Element data from apps and pages
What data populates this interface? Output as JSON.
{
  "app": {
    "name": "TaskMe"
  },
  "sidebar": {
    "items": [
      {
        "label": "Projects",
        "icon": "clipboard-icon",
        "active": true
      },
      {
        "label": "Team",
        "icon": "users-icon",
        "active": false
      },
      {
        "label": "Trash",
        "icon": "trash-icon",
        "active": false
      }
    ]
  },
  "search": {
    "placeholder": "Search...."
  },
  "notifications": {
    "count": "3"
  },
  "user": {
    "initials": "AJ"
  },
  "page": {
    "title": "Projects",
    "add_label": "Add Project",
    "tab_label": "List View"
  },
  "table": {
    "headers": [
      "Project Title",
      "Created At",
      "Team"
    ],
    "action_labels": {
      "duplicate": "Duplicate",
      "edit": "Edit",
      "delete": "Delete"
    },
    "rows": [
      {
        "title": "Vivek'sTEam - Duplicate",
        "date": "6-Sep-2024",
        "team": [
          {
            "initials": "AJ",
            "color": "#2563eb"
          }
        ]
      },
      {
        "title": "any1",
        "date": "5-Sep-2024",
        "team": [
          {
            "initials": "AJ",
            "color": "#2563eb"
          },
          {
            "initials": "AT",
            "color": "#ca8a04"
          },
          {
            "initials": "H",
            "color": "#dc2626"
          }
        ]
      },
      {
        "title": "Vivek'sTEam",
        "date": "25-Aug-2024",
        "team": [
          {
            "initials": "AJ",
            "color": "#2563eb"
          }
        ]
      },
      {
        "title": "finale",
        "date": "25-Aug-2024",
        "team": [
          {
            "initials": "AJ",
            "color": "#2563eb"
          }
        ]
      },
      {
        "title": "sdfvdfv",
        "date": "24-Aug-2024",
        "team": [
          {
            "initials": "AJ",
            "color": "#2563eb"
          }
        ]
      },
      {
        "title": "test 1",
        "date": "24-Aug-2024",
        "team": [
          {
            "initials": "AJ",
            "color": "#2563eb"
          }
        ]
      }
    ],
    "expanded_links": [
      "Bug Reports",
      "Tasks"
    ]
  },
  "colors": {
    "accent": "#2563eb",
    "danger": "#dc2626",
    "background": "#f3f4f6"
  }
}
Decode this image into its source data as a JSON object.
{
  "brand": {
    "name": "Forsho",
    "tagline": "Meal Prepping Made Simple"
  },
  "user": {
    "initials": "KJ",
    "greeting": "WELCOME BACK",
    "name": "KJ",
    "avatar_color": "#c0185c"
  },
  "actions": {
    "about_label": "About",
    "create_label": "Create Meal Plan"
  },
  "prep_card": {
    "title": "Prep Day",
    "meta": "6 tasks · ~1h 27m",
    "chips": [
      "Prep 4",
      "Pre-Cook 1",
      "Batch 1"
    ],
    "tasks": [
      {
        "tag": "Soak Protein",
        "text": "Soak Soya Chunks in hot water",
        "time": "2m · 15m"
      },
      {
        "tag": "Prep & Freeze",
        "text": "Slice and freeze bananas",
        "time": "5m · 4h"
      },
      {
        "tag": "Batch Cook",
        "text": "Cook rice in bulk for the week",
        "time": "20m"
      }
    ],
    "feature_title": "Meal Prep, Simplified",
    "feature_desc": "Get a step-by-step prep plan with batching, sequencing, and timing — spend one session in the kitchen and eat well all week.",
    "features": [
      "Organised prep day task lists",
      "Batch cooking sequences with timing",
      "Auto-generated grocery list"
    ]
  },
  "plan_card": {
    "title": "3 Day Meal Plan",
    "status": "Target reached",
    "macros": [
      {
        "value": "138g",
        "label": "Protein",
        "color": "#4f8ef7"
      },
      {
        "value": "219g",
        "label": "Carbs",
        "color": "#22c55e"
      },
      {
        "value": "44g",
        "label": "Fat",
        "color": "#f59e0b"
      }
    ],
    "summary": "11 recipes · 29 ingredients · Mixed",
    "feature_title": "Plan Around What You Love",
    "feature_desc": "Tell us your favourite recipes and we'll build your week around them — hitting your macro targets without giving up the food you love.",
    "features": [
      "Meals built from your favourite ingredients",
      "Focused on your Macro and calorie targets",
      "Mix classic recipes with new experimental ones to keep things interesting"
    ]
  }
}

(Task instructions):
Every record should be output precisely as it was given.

(Solution to this problem):
What data populates this interface? Output as JSON.
{
  "app": {
    "name": "TaskMe"
  },
  "sidebar": {
    "items": [
      {
        "label": "Projects",
        "icon": "clipboard-icon",
        "active": true
      },
      {
        "label": "Team",
        "icon": "users-icon",
        "active": false
      },
      {
        "label": "Trash",
        "icon": "trash-icon",
        "active": false
      }
    ]
  },
  "search": {
    "placeholder": "Search...."
  },
  "notifications": {
    "count": "3"
  },
  "user": {
    "initials": "AJ"
  },
  "page": {
    "title": "Projects",
    "add_label": "Add Project",
    "tab_label": "List View"
  },
  "table": {
    "headers": [
      "Project Title",
      "Created At",
      "Team"
    ],
    "action_labels": {
      "duplicate": "Duplicate",
      "edit": "Edit",
      "delete": "Delete"
    },
    "rows": [
      {
        "title": "Vivek'sTEam - Duplicate",
        "date": "6-Sep-2024",
        "team": [
          {
            "initials": "AJ",
            "color": "#2563eb"
          }
        ]
      },
      {
        "title": "any1",
        "date": "5-Sep-2024",
        "team": [
          {
            "initials": "AJ",
            "color": "#2563eb"
          },
          {
            "initials": "AT",
            "color": "#ca8a04"
          },
          {
            "initials": "H",
            "color": "#dc2626"
          }
        ]
      },
      {
        "title": "Vivek'sTEam",
        "date": "25-Aug-2024",
        "team": [
          {
            "initials": "AJ",
            "color": "#2563eb"
          }
        ]
      },
      {
        "title": "finale",
        "date": "25-Aug-2024",
        "team": [
          {
            "initials": "AJ",
            "color": "#2563eb"
          }
        ]
      },
      {
        "title": "sdfvdfv",
        "date": "24-Aug-2024",
        "team": [
          {
            "initials": "AJ",
            "color": "#2563eb"
          }
        ]
      },
      {
        "title": "test 1",
        "date": "24-Aug-2024",
        "team": [
          {
            "initials": "AJ",
            "color": "#2563eb"
          }
        ]
      }
    ],
    "expanded_links": [
      "Bug Reports",
      "Tasks"
    ]
  },
  "colors": {
    "accent": "#2563eb",
    "danger": "#dc2626",
    "background": "#f3f4f6"
  }
}
Decode this image into its source data as a JSON object.
{
  "brand": {
    "name": "Forsho",
    "tagline": "Meal Prepping Made Simple"
  },
  "user": {
    "initials": "KJ",
    "greeting": "WELCOME BACK",
    "name": "KJ",
    "avatar_color": "#c0185c"
  },
  "actions": {
    "about_label": "About",
    "create_label": "Create Meal Plan"
  },
  "prep_card": {
    "title": "Prep Day",
    "meta": "6 tasks · ~1h 27m",
    "chips": [
      "Prep 4",
      "Pre-Cook 1",
      "Batch 1"
    ],
    "tasks": [
      {
        "tag": "Soak Protein",
        "text": "Soak Soya Chunks in hot water",
        "time": "2m · 15m"
      },
      {
        "tag": "Prep & Freeze",
        "text": "Slice and freeze bananas",
        "time": "5m · 4h"
      },
      {
        "tag": "Batch Cook",
        "text": "Cook rice in bulk for the week",
        "time": "20m"
      }
    ],
    "feature_title": "Meal Prep, Simplified",
    "feature_desc": "Get a step-by-step prep plan with batching, sequencing, and timing — spend one session in the kitchen and eat well all week.",
    "features": [
      "Organised prep day task lists",
      "Batch cooking sequences with timing",
      "Auto-generated grocery list"
    ]
  },
  "plan_card": {
    "title": "3 Day Meal Plan",
    "status": "Target reached",
    "macros": [
      {
        "value": "138g",
        "label": "Protein",
        "color": "#4f8ef7"
      },
      {
        "value": "219g",
        "label": "Carbs",
        "color": "#22c55e"
      },
      {
        "value": "44g",
        "label": "Fat",
        "color": "#f59e0b"
      }
    ],
    "summary": "11 recipes · 29 ingredients · Mixed",
    "feature_title": "Plan Around What You Love",
    "feature_desc": "Tell us your favourite recipes and we'll build your week around them — hitting your macro targets without giving up the food you love.",
    "features": [
      "Meals built from your favourite ingredients",
      "Focused on your Macro and calorie targets",
      "Mix classic recipes with new experimental ones to keep things interesting"
    ]
  }
}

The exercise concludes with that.